Advanced 700C class steam turbines require austenitic alloys instead of conventional ferritic heat-resistant steels which have poor creep strength and oxidation resistance above 650C. Austenitic alloys, however, possess a higher thermal expansion coefficient than ferritic 12Cr steels. Therefore, Ni-based superalloys were tailored to reduce their coefficients to the level of 12Cr steels. Regression analysis of commercial superalloys proves that Ti, Mo and Al decrease the coefficient quantitatively in this order, while Cr, used to secure oxidation resistance, increases it so significantly that Cr should be limited to 12wt%. The newly designed Ni-18Mo-12Cr-l.lTi-0.9Al alloy is strengthened by gamma-prime [Ni3(Al,Ti)] and also Laves [Ni2(Mo,Cr)] phase precipitates. It bears an RT/700C mean thermal expansion coefficient equivalent to that of 12Cr steels and far lower than that of low-alloyed heat resistant steels.

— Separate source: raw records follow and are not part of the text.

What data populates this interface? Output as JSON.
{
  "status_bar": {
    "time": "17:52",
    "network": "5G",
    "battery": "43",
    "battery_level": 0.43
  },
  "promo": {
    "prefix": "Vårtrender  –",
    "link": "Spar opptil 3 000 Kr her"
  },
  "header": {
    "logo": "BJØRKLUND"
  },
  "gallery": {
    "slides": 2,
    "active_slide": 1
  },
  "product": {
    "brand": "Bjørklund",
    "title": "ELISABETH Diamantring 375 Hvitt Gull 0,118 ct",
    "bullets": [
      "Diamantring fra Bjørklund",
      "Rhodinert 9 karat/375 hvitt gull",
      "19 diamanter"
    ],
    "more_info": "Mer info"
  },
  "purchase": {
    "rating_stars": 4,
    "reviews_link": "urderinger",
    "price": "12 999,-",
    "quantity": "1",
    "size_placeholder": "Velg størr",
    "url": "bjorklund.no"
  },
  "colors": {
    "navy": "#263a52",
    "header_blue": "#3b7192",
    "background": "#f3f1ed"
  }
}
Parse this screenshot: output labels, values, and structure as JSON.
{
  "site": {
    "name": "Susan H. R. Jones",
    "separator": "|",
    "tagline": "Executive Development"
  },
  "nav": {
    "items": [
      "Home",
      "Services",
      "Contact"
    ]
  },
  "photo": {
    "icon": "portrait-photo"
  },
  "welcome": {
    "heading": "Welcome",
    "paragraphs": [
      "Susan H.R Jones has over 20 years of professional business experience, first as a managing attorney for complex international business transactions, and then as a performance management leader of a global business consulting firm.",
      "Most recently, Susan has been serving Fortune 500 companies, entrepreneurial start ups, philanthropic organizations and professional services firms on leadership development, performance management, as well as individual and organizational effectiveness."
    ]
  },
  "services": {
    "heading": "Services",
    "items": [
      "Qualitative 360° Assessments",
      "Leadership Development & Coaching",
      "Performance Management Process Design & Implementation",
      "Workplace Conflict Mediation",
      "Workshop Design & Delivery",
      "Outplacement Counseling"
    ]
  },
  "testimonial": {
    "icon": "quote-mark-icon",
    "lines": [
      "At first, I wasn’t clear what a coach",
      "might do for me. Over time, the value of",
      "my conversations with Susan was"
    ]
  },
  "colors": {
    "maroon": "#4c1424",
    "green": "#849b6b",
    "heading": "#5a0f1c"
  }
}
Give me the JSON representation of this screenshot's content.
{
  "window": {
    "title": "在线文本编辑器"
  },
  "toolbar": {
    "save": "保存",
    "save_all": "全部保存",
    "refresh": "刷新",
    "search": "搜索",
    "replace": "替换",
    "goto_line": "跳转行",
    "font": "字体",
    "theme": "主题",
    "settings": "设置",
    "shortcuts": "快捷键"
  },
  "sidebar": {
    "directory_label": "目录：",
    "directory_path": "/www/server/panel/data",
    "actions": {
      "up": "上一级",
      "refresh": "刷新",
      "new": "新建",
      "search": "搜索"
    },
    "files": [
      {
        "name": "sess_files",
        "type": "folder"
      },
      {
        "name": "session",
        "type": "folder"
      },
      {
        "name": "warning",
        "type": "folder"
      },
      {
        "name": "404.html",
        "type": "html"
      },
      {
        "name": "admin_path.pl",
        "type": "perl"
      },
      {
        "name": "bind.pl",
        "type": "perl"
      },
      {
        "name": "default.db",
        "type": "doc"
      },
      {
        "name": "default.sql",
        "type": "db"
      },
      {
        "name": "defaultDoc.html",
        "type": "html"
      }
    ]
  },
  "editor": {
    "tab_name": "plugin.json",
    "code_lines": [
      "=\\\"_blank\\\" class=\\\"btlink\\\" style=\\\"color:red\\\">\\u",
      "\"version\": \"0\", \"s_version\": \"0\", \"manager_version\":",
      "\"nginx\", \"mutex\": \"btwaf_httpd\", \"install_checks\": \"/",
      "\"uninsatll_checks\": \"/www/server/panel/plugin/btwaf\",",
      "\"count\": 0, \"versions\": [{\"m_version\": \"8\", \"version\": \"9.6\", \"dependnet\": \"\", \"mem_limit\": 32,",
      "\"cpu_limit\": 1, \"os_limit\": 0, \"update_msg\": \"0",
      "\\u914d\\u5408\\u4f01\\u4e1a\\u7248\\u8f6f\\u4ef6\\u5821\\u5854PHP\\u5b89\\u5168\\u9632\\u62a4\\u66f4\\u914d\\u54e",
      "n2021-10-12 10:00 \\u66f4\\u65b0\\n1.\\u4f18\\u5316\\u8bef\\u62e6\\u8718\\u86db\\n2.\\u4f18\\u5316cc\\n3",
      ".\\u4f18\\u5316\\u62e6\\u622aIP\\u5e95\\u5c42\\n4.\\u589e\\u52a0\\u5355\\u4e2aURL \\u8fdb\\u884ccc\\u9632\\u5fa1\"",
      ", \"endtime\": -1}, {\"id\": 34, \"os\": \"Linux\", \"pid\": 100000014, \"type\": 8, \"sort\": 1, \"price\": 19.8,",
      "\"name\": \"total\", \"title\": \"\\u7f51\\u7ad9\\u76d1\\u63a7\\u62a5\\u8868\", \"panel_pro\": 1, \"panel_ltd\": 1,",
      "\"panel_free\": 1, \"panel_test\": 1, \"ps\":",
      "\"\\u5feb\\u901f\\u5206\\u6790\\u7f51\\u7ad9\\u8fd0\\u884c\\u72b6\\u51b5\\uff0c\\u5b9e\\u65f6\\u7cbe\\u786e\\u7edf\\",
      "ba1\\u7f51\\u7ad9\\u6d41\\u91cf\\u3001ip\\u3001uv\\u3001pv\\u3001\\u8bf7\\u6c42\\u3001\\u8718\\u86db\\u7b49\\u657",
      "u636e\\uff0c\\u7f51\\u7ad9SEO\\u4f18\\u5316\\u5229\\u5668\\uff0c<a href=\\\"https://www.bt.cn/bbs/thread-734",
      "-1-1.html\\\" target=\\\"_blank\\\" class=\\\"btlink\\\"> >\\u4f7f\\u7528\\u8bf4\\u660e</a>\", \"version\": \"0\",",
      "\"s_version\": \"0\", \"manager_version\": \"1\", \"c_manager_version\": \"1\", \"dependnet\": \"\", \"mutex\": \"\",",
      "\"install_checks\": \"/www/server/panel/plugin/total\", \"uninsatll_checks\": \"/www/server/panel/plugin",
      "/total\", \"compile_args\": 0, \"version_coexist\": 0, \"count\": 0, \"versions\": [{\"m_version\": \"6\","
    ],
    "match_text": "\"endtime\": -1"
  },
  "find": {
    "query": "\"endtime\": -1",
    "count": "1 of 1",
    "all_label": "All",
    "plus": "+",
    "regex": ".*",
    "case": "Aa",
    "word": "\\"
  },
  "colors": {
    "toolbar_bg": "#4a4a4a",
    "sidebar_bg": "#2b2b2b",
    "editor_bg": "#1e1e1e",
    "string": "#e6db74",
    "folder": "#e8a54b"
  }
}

Its creep rupture life at 700C and steam oxidation resistance are equivalent to those of a current turbine alloy, Refractaloy 26, and its tensile strength at RT to 700C surpasses that of Refractaloy 26. The new alloy was trial produced using the VIM-ESR melting process and one ton ingots were successfully forged into round bars for bolts without any defects. The bolts were tested in an actual steam turbine for one year. Dye penetrant tests detected no damage. The developed alloy will be suitable for 700C class USC power plants.

This content is only available as a PDF.